Emerging research suggests little physical activity may leave six to eight year-old boys behind on their reading skills.
Researchers from the University of Eastern Finland, in collaboration with the University of Jyväskylä and the University of Cambridge, discovered sedentary behavior was linked to less than optimal academic performance in the first three school years.
The findings have been recently published in the Journal of Science and Medicine and Sport.
Researchers discovered high levels of moderate-to-vigorous physical activity and low levels of sedentary time in first grade were related to better reading skills in grades one to three among boys.
Conversely, boys who had a combination of low levels of physical activity and high levels of sedentary time had the poorest reading skills through grades one to three, said researcher Eero Haapala, Ph.D.

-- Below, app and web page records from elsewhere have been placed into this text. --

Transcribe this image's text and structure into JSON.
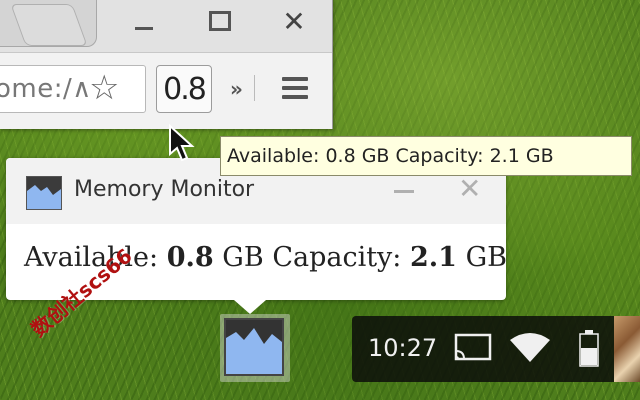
{
  "browser": {
    "omnibox_text": "ome:/∧",
    "extension_badge": "0.8",
    "overflow_chevron": "»",
    "window_close_glyph": "✕",
    "star_glyph": "☆"
  },
  "tooltip": {
    "text": "Available: 0.8 GB Capacity: 2.1 GB"
  },
  "notification": {
    "title": "Memory Monitor",
    "available_label": "Available:",
    "available_value": "0.8",
    "available_unit": "GB",
    "capacity_label": "Capacity:",
    "capacity_value": "2.1",
    "capacity_unit": "GB",
    "close_glyph": "✕"
  },
  "shelf": {
    "clock": "10:27",
    "icons": [
      "memory-monitor-icon",
      "cast-icon",
      "wifi-icon",
      "battery-icon"
    ]
  },
  "watermark": {
    "text": "数创社scs66"
  },
  "colors": {
    "tooltip_bg": "#ffffe0",
    "shelf_bg": "#111111",
    "app_icon_bg": "#8fb7f0",
    "watermark": "#b01010"
  }
}
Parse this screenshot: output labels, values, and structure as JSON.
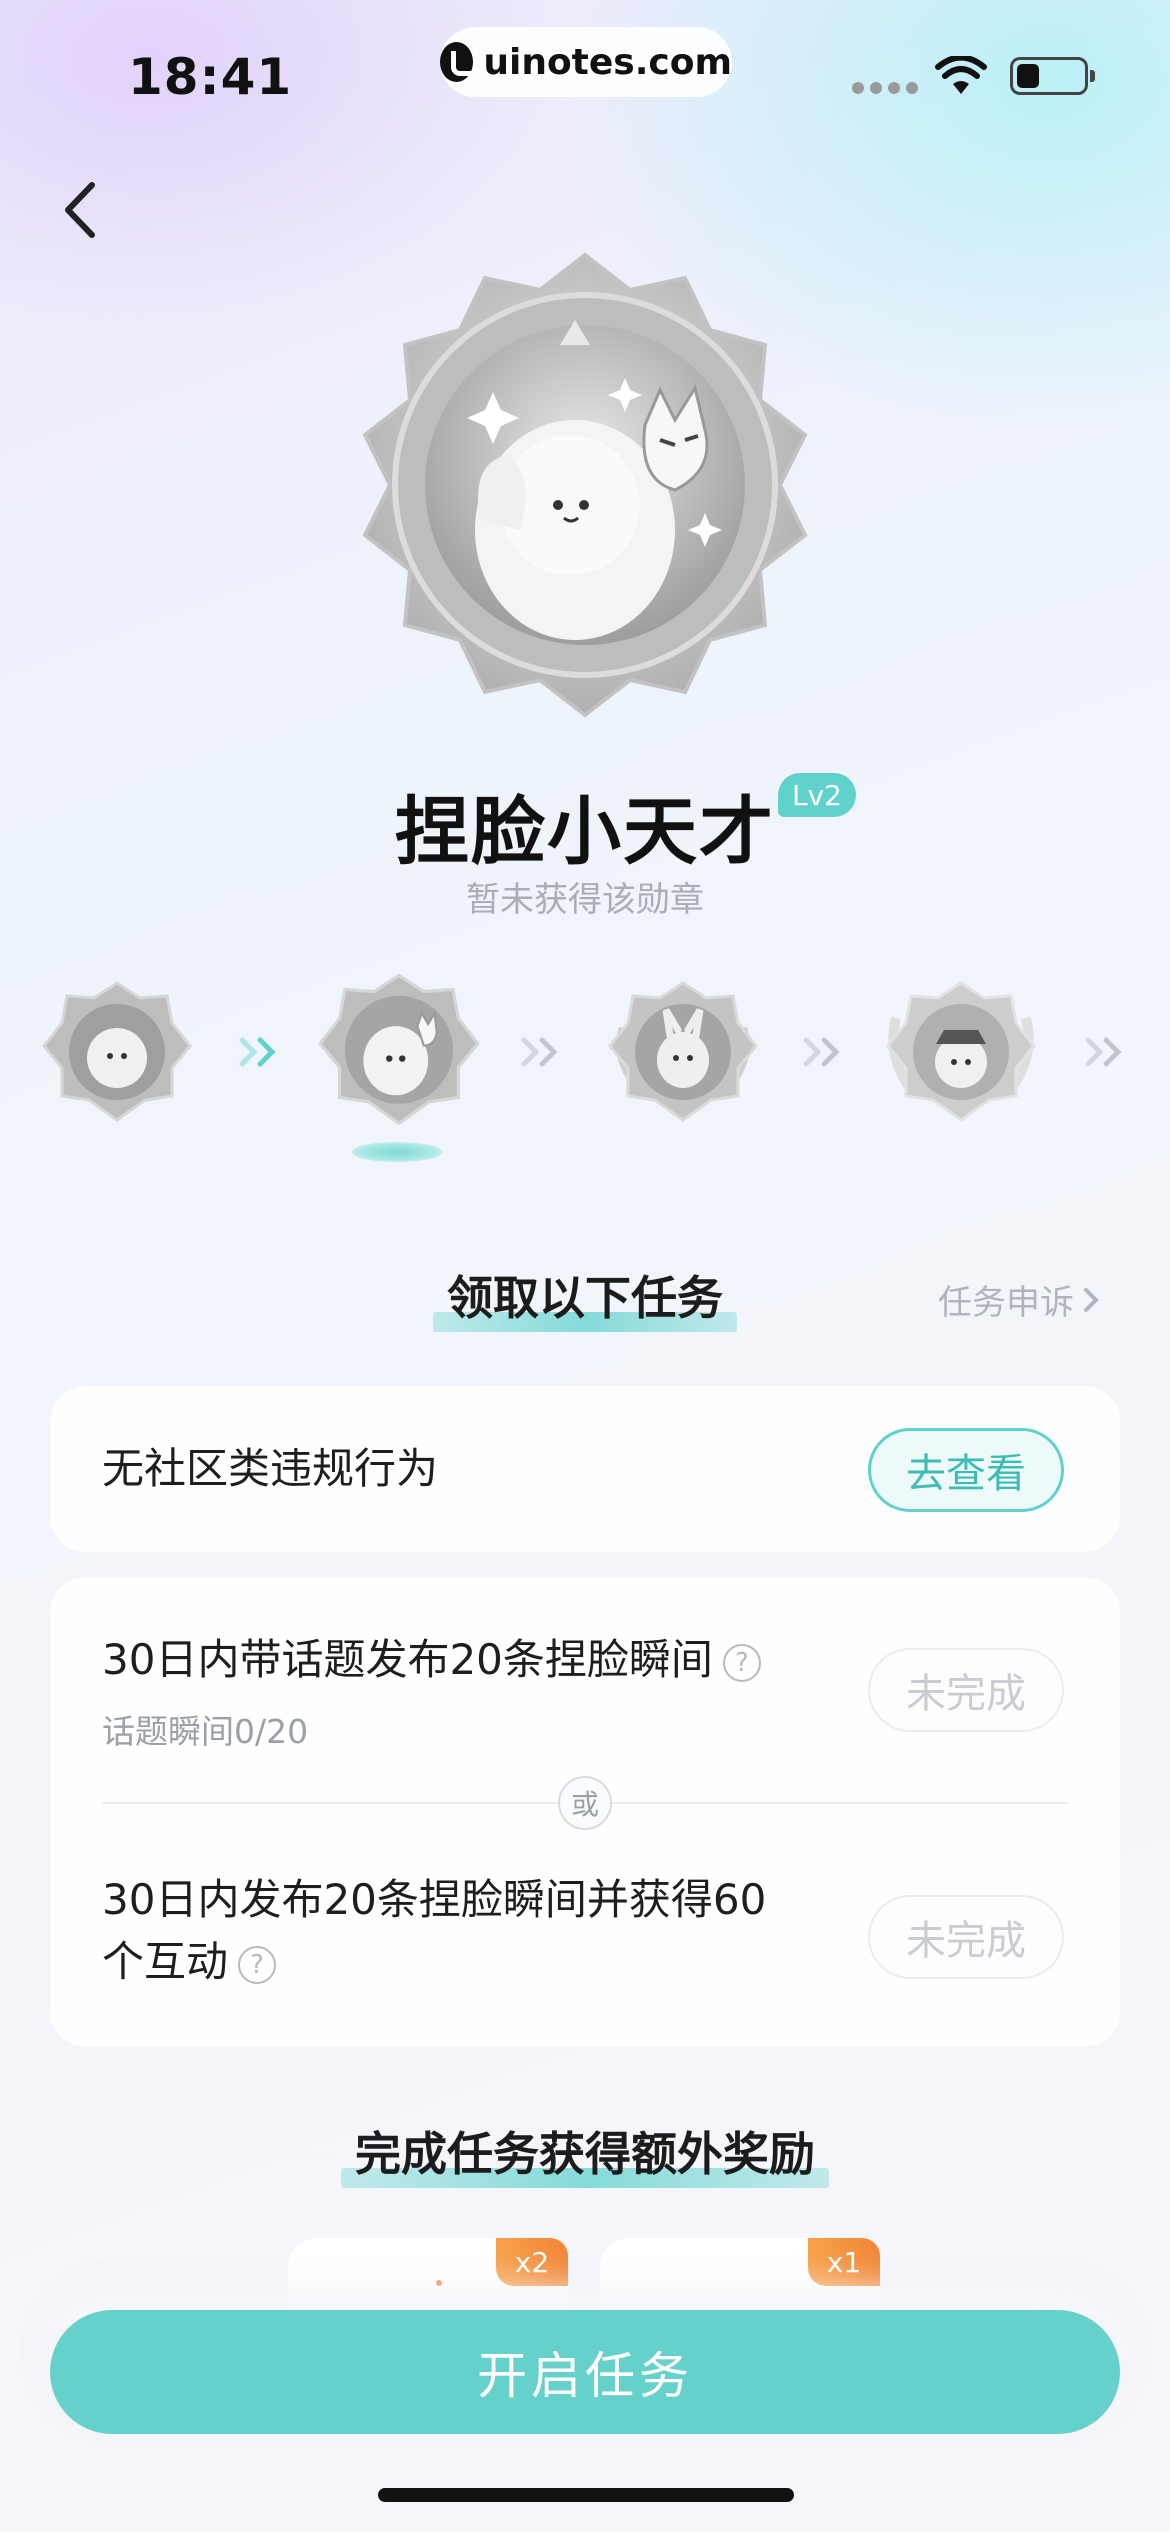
{
  "status_bar": {
    "time": "18:41",
    "url": "uinotes.com"
  },
  "badge": {
    "title": "捏脸小天才",
    "level": "Lv2",
    "status": "暂未获得该勋章",
    "levels_count": 4,
    "active_level_index": 1
  },
  "tasks_section": {
    "title": "领取以下任务",
    "appeal_link": "任务申诉"
  },
  "tasks": {
    "task1": {
      "text": "无社区类违规行为",
      "button": "去查看"
    },
    "task2": {
      "text": "30日内带话题发布20条捏脸瞬间",
      "progress": "话题瞬间0/20",
      "button": "未完成"
    },
    "or_label": "或",
    "task3": {
      "line1": "30日内发布20条捏脸瞬间并获得60",
      "line2": "个互动",
      "button": "未完成"
    }
  },
  "rewards_section": {
    "title": "完成任务获得额外奖励",
    "rewards": [
      {
        "tag": "x2"
      },
      {
        "tag": "x1"
      }
    ]
  },
  "start_button": "开启任务",
  "colors": {
    "accent": "#66d1cb",
    "reward_tag": "#f28534"
  }
}
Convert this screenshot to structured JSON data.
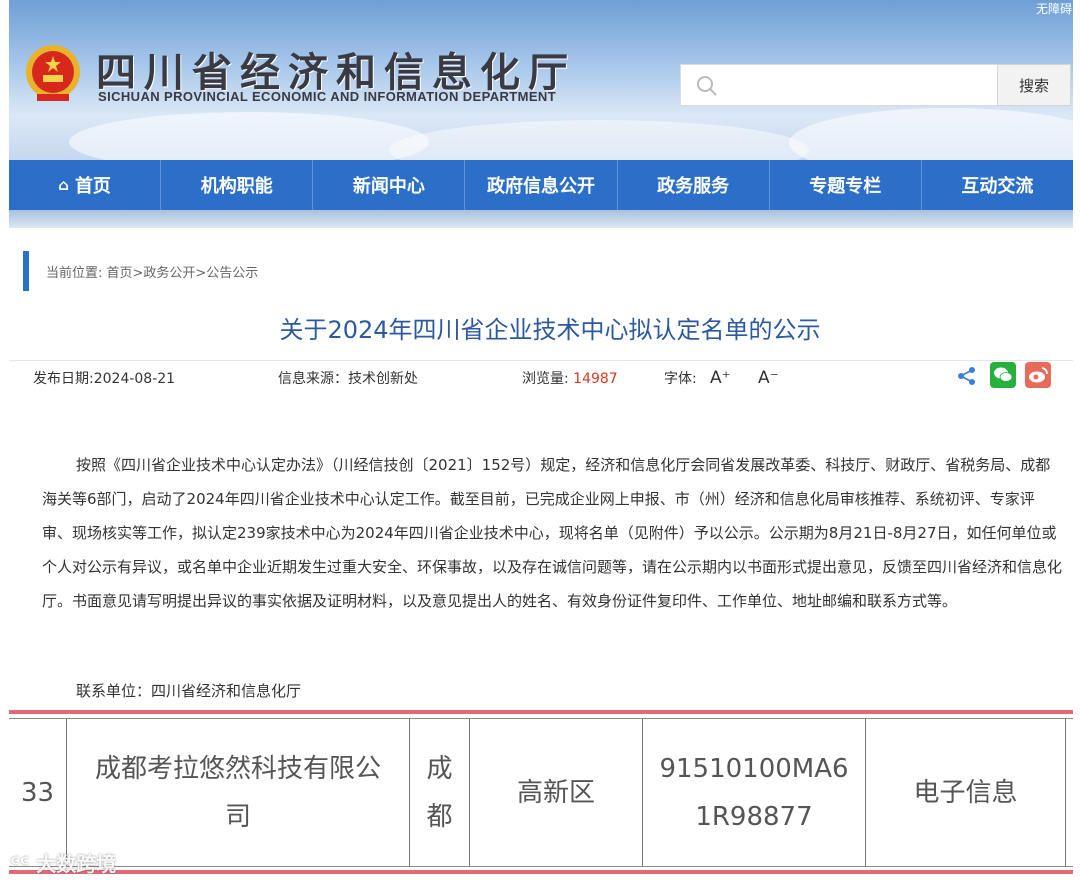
{
  "header": {
    "accessibility": "无障碍",
    "title_cn": "四川省经济和信息化厅",
    "title_en": "SICHUAN PROVINCIAL ECONOMIC AND INFORMATION DEPARTMENT",
    "search_placeholder": "",
    "search_button": "搜索"
  },
  "nav": {
    "items": [
      "首页",
      "机构职能",
      "新闻中心",
      "政府信息公开",
      "政务服务",
      "专题专栏",
      "互动交流"
    ]
  },
  "breadcrumb": "当前位置: 首页>政务公开>公告公示",
  "article": {
    "title": "关于2024年四川省企业技术中心拟认定名单的公示",
    "publish_date": "发布日期:2024-08-21",
    "source": "信息来源：技术创新处",
    "views_label": "浏览量: ",
    "views_value": "14987",
    "font_label": "字体:",
    "font_increase": "A⁺",
    "font_decrease": "A⁻",
    "body": "按照《四川省企业技术中心认定办法》（川经信技创〔2021〕152号）规定，经济和信息化厅会同省发展改革委、科技厅、财政厅、省税务局、成都海关等6部门，启动了2024年四川省企业技术中心认定工作。截至目前，已完成企业网上申报、市（州）经济和信息化局审核推荐、系统初评、专家评审、现场核实等工作，拟认定239家技术中心为2024年四川省企业技术中心，现将名单（见附件）予以公示。公示期为8月21日-8月27日，如任何单位或个人对公示有异议，或名单中企业近期发生过重大安全、环保事故，以及存在诚信问题等，请在公示期内以书面形式提出意见，反馈至四川省经济和信息化厅。书面意见请写明提出异议的事实依据及证明材料，以及意见提出人的姓名、有效身份证件复印件、工作单位、地址邮编和联系方式等。",
    "contact": "联系单位：四川省经济和信息化厅"
  },
  "table_row": {
    "index": "33",
    "company": "成都考拉悠然科技有限公司",
    "city": "成都",
    "district": "高新区",
    "credit_code": "91510100MA61R98877",
    "industry": "电子信息"
  },
  "watermark": "大数跨境",
  "colors": {
    "nav_blue": "#2c6fc8",
    "title_blue": "#2c5aa0",
    "views_red": "#d9391f",
    "table_rule_pink": "#e06a78"
  }
}
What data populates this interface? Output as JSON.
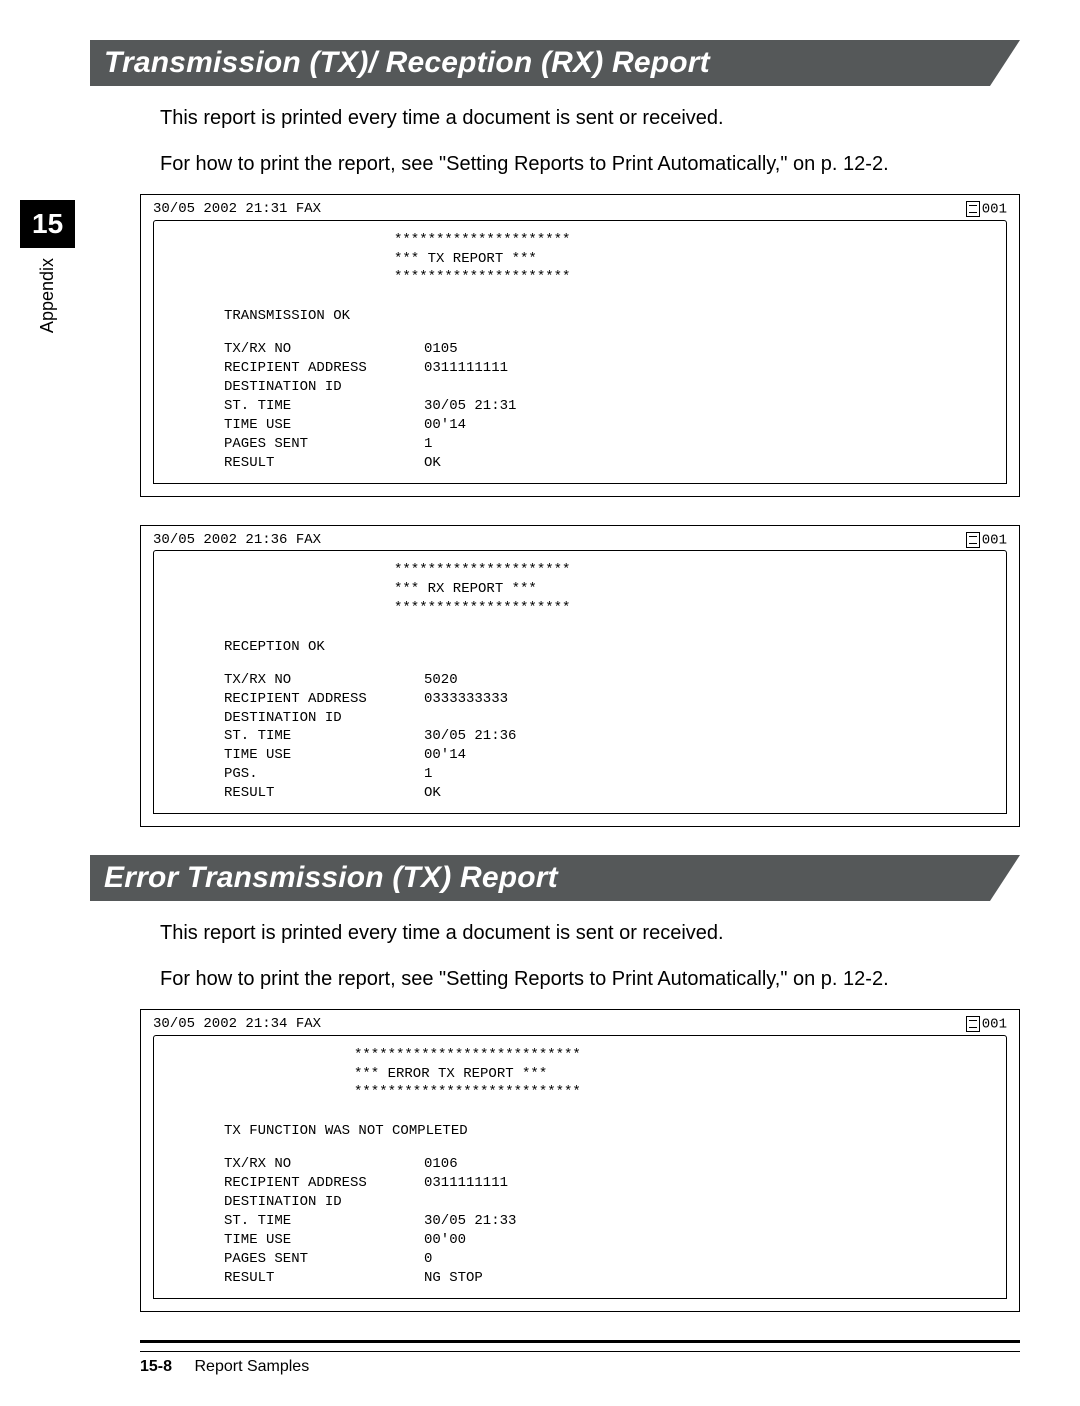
{
  "chapter_number": "15",
  "appendix_label": "Appendix",
  "section1": {
    "title": "Transmission (TX)/ Reception (RX) Report",
    "intro1": "This report is printed every time a document is sent or received.",
    "intro2": "For how to print the report, see \"Setting Reports to Print Automatically,\" on p. 12-2."
  },
  "report_tx": {
    "header_left": "30/05 2002 21:31 FAX",
    "header_right": "001",
    "title_border": "*********************",
    "title_line": "***   TX REPORT   ***",
    "status": "TRANSMISSION OK",
    "rows": [
      {
        "lab": "TX/RX NO",
        "val": "0105"
      },
      {
        "lab": "RECIPIENT ADDRESS",
        "val": "0311111111"
      },
      {
        "lab": "DESTINATION ID",
        "val": ""
      },
      {
        "lab": "ST. TIME",
        "val": "30/05 21:31"
      },
      {
        "lab": "TIME USE",
        "val": "00'14"
      },
      {
        "lab": "PAGES SENT",
        "val": "  1"
      },
      {
        "lab": "RESULT",
        "val": "OK"
      }
    ]
  },
  "report_rx": {
    "header_left": "30/05 2002 21:36 FAX",
    "header_right": "001",
    "title_border": "*********************",
    "title_line": "***   RX REPORT   ***",
    "status": "RECEPTION OK",
    "rows": [
      {
        "lab": "TX/RX NO",
        "val": "5020"
      },
      {
        "lab": "RECIPIENT ADDRESS",
        "val": "0333333333"
      },
      {
        "lab": "DESTINATION ID",
        "val": ""
      },
      {
        "lab": "ST. TIME",
        "val": "30/05 21:36"
      },
      {
        "lab": "TIME USE",
        "val": "00'14"
      },
      {
        "lab": "PGS.",
        "val": "  1"
      },
      {
        "lab": "RESULT",
        "val": "OK"
      }
    ]
  },
  "section2": {
    "title": "Error Transmission (TX) Report",
    "intro1": "This report is printed every time a document is sent or received.",
    "intro2": "For how to print the report, see \"Setting Reports to Print Automatically,\" on p. 12-2."
  },
  "report_err": {
    "header_left": "30/05 2002 21:34 FAX",
    "header_right": "001",
    "title_border": "***************************",
    "title_line": "***   ERROR TX REPORT   ***",
    "status": "TX FUNCTION WAS NOT COMPLETED",
    "rows": [
      {
        "lab": "TX/RX NO",
        "val": "0106"
      },
      {
        "lab": "RECIPIENT ADDRESS",
        "val": "0311111111"
      },
      {
        "lab": "DESTINATION ID",
        "val": ""
      },
      {
        "lab": "ST. TIME",
        "val": "30/05 21:33"
      },
      {
        "lab": "TIME USE",
        "val": "00'00"
      },
      {
        "lab": "PAGES SENT",
        "val": "  0"
      },
      {
        "lab": "RESULT",
        "val": "NG        STOP"
      }
    ]
  },
  "footer": {
    "page": "15-8",
    "label": "Report Samples"
  }
}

The review was a component of the Physical Activity and Nutrition in Children Study, conducted at the University of Eastern Finland.
In the study, investigators investigated the longitudinal associations of physical activity and sedentary time with reading and arithmetic skills in 153 children aged six to eight years old in grades one to three of the primary school.
Physical activity and sedentary time were measured objectively using a combined heart rate and movement sensor in grade one, and reading and arithmetic skills were assessed by standardized tests in grades one to three.
Interestingly, girls did not show a strong association between sedentary time and physical activity as related to performance of reading or arithmetic skills.
Researchers believe the findings suggest that promoting physically active lifestyle may kick-start boys’ school performance.
Nauert PhD, R. (2016). Less Physical Activity Tied to Lagging Reading in Boys. Psych Central. Retrieved on January 16, 2018, from https://psychcentral.com/news/2016/12/01/sedentary-lifestyle-may-suppress-academics-in-some-youth/113275.html